--- What to do ---
In the response, the entries must appear exactly as supplied.

Items listed in a dataset:
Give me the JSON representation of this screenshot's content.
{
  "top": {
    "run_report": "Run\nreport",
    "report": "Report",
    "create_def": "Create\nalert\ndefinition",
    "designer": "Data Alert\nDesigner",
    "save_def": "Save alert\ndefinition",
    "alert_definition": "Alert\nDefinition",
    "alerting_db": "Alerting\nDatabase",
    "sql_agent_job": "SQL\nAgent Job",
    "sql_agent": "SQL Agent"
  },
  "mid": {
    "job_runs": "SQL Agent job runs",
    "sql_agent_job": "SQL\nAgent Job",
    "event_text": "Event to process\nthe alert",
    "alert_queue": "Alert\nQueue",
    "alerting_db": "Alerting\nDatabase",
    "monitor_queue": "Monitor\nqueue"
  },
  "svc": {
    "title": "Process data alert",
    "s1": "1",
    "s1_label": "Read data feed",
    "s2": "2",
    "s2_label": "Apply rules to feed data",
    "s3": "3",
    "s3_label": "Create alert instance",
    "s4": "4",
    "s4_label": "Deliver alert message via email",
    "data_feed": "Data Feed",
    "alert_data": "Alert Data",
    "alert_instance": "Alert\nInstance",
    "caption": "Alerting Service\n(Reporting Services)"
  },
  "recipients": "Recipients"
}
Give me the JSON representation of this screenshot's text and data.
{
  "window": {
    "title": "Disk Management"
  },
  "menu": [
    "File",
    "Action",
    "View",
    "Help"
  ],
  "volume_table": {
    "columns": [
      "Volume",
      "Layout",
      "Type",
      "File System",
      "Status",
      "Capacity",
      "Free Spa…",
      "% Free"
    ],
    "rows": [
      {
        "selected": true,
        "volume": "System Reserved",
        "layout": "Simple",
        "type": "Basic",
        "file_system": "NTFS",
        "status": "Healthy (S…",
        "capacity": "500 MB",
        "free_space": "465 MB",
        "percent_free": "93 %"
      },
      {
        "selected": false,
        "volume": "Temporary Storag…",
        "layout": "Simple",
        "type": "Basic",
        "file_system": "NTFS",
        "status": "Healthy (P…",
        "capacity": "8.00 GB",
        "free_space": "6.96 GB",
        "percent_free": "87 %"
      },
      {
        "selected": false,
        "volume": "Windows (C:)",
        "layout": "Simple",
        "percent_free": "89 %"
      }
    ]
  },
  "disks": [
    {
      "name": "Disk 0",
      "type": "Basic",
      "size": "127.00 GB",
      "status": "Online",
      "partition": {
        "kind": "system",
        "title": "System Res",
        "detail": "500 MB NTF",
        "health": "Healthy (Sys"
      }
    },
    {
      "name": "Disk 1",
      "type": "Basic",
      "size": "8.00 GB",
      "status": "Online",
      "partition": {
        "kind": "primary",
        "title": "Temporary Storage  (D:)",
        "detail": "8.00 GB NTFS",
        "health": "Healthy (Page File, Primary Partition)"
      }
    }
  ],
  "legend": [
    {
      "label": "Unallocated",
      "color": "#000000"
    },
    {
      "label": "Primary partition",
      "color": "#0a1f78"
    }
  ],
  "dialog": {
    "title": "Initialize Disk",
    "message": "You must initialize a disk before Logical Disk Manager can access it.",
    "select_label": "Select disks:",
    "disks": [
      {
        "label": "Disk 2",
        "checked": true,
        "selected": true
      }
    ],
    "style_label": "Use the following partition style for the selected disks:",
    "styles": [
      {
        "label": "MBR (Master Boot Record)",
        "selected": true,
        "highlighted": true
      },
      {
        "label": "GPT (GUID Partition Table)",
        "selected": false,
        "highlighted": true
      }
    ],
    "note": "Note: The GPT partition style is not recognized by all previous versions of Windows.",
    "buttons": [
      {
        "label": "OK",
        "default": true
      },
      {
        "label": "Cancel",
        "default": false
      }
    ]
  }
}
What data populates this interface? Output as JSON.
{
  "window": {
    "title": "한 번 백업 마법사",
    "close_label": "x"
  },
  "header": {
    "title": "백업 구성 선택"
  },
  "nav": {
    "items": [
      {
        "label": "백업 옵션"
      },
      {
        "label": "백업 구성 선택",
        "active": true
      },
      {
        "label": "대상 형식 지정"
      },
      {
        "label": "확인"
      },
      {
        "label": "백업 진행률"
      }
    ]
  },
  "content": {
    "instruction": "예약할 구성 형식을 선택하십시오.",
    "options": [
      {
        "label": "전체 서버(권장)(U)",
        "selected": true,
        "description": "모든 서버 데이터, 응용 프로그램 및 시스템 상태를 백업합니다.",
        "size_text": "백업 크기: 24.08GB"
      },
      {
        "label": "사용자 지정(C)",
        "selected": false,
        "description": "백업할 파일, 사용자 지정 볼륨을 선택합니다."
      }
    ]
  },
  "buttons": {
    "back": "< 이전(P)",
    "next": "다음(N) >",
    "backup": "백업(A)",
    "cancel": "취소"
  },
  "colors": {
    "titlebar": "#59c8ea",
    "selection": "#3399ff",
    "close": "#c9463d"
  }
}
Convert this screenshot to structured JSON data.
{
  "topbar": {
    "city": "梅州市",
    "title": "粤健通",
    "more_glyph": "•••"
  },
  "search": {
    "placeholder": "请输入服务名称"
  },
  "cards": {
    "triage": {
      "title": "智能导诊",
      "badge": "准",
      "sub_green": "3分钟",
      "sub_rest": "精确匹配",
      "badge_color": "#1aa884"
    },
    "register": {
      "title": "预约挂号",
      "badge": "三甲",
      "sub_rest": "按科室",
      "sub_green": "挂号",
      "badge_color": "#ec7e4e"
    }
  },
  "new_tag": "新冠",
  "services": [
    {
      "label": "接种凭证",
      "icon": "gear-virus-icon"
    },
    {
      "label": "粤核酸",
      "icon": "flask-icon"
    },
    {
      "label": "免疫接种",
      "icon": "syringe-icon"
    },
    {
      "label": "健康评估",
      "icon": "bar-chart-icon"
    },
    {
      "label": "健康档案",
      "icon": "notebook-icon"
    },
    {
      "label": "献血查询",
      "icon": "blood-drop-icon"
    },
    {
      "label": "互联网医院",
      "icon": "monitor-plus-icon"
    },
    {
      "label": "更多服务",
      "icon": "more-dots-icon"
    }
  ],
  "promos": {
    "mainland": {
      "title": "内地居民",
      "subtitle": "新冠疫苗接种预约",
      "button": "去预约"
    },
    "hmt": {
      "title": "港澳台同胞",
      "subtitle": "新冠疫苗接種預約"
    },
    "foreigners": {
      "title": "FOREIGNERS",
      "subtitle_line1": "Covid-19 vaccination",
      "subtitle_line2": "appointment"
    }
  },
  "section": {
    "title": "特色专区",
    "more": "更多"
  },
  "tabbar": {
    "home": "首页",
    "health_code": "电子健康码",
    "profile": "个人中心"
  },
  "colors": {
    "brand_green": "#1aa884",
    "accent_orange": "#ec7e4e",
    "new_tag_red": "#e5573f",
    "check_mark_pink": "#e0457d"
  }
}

--- Solution for this task ---
Give me the JSON representation of this screenshot's content.
{
  "top": {
    "run_report": "Run\nreport",
    "report": "Report",
    "create_def": "Create\nalert\ndefinition",
    "designer": "Data Alert\nDesigner",
    "save_def": "Save alert\ndefinition",
    "alert_definition": "Alert\nDefinition",
    "alerting_db": "Alerting\nDatabase",
    "sql_agent_job": "SQL\nAgent Job",
    "sql_agent": "SQL Agent"
  },
  "mid": {
    "job_runs": "SQL Agent job runs",
    "sql_agent_job": "SQL\nAgent Job",
    "event_text": "Event to process\nthe alert",
    "alert_queue": "Alert\nQueue",
    "alerting_db": "Alerting\nDatabase",
    "monitor_queue": "Monitor\nqueue"
  },
  "svc": {
    "title": "Process data alert",
    "s1": "1",
    "s1_label": "Read data feed",
    "s2": "2",
    "s2_label": "Apply rules to feed data",
    "s3": "3",
    "s3_label": "Create alert instance",
    "s4": "4",
    "s4_label": "Deliver alert message via email",
    "data_feed": "Data Feed",
    "alert_data": "Alert Data",
    "alert_instance": "Alert\nInstance",
    "caption": "Alerting Service\n(Reporting Services)"
  },
  "recipients": "Recipients"
}
Give me the JSON representation of this screenshot's text and data.
{
  "window": {
    "title": "Disk Management"
  },
  "menu": [
    "File",
    "Action",
    "View",
    "Help"
  ],
  "volume_table": {
    "columns": [
      "Volume",
      "Layout",
      "Type",
      "File System",
      "Status",
      "Capacity",
      "Free Spa…",
      "% Free"
    ],
    "rows": [
      {
        "selected": true,
        "volume": "System Reserved",
        "layout": "Simple",
        "type": "Basic",
        "file_system": "NTFS",
        "status": "Healthy (S…",
        "capacity": "500 MB",
        "free_space": "465 MB",
        "percent_free": "93 %"
      },
      {
        "selected": false,
        "volume": "Temporary Storag…",
        "layout": "Simple",
        "type": "Basic",
        "file_system": "NTFS",
        "status": "Healthy (P…",
        "capacity": "8.00 GB",
        "free_space": "6.96 GB",
        "percent_free": "87 %"
      },
      {
        "selected": false,
        "volume": "Windows (C:)",
        "layout": "Simple",
        "percent_free": "89 %"
      }
    ]
  },
  "disks": [
    {
      "name": "Disk 0",
      "type": "Basic",
      "size": "127.00 GB",
      "status": "Online",
      "partition": {
        "kind": "system",
        "title": "System Res",
        "detail": "500 MB NTF",
        "health": "Healthy (Sys"
      }
    },
    {
      "name": "Disk 1",
      "type": "Basic",
      "size": "8.00 GB",
      "status": "Online",
      "partition": {
        "kind": "primary",
        "title": "Temporary Storage  (D:)",
        "detail": "8.00 GB NTFS",
        "health": "Healthy (Page File, Primary Partition)"
      }
    }
  ],
  "legend": [
    {
      "label": "Unallocated",
      "color": "#000000"
    },
    {
      "label": "Primary partition",
      "color": "#0a1f78"
    }
  ],
  "dialog": {
    "title": "Initialize Disk",
    "message": "You must initialize a disk before Logical Disk Manager can access it.",
    "select_label": "Select disks:",
    "disks": [
      {
        "label": "Disk 2",
        "checked": true,
        "selected": true
      }
    ],
    "style_label": "Use the following partition style for the selected disks:",
    "styles": [
      {
        "label": "MBR (Master Boot Record)",
        "selected": true,
        "highlighted": true
      },
      {
        "label": "GPT (GUID Partition Table)",
        "selected": false,
        "highlighted": true
      }
    ],
    "note": "Note: The GPT partition style is not recognized by all previous versions of Windows.",
    "buttons": [
      {
        "label": "OK",
        "default": true
      },
      {
        "label": "Cancel",
        "default": false
      }
    ]
  }
}
What data populates this interface? Output as JSON.
{
  "window": {
    "title": "한 번 백업 마법사",
    "close_label": "x"
  },
  "header": {
    "title": "백업 구성 선택"
  },
  "nav": {
    "items": [
      {
        "label": "백업 옵션"
      },
      {
        "label": "백업 구성 선택",
        "active": true
      },
      {
        "label": "대상 형식 지정"
      },
      {
        "label": "확인"
      },
      {
        "label": "백업 진행률"
      }
    ]
  },
  "content": {
    "instruction": "예약할 구성 형식을 선택하십시오.",
    "options": [
      {
        "label": "전체 서버(권장)(U)",
        "selected": true,
        "description": "모든 서버 데이터, 응용 프로그램 및 시스템 상태를 백업합니다.",
        "size_text": "백업 크기: 24.08GB"
      },
      {
        "label": "사용자 지정(C)",
        "selected": false,
        "description": "백업할 파일, 사용자 지정 볼륨을 선택합니다."
      }
    ]
  },
  "buttons": {
    "back": "< 이전(P)",
    "next": "다음(N) >",
    "backup": "백업(A)",
    "cancel": "취소"
  },
  "colors": {
    "titlebar": "#59c8ea",
    "selection": "#3399ff",
    "close": "#c9463d"
  }
}
Convert this screenshot to structured JSON data.
{
  "topbar": {
    "city": "梅州市",
    "title": "粤健通",
    "more_glyph": "•••"
  },
  "search": {
    "placeholder": "请输入服务名称"
  },
  "cards": {
    "triage": {
      "title": "智能导诊",
      "badge": "准",
      "sub_green": "3分钟",
      "sub_rest": "精确匹配",
      "badge_color": "#1aa884"
    },
    "register": {
      "title": "预约挂号",
      "badge": "三甲",
      "sub_rest": "按科室",
      "sub_green": "挂号",
      "badge_color": "#ec7e4e"
    }
  },
  "new_tag": "新冠",
  "services": [
    {
      "label": "接种凭证",
      "icon": "gear-virus-icon"
    },
    {
      "label": "粤核酸",
      "icon": "flask-icon"
    },
    {
      "label": "免疫接种",
      "icon": "syringe-icon"
    },
    {
      "label": "健康评估",
      "icon": "bar-chart-icon"
    },
    {
      "label": "健康档案",
      "icon": "notebook-icon"
    },
    {
      "label": "献血查询",
      "icon": "blood-drop-icon"
    },
    {
      "label": "互联网医院",
      "icon": "monitor-plus-icon"
    },
    {
      "label": "更多服务",
      "icon": "more-dots-icon"
    }
  ],
  "promos": {
    "mainland": {
      "title": "内地居民",
      "subtitle": "新冠疫苗接种预约",
      "button": "去预约"
    },
    "hmt": {
      "title": "港澳台同胞",
      "subtitle": "新冠疫苗接種預約"
    },
    "foreigners": {
      "title": "FOREIGNERS",
      "subtitle_line1": "Covid-19 vaccination",
      "subtitle_line2": "appointment"
    }
  },
  "section": {
    "title": "特色专区",
    "more": "更多"
  },
  "tabbar": {
    "home": "首页",
    "health_code": "电子健康码",
    "profile": "个人中心"
  },
  "colors": {
    "brand_green": "#1aa884",
    "accent_orange": "#ec7e4e",
    "new_tag_red": "#e5573f",
    "check_mark_pink": "#e0457d"
  }
}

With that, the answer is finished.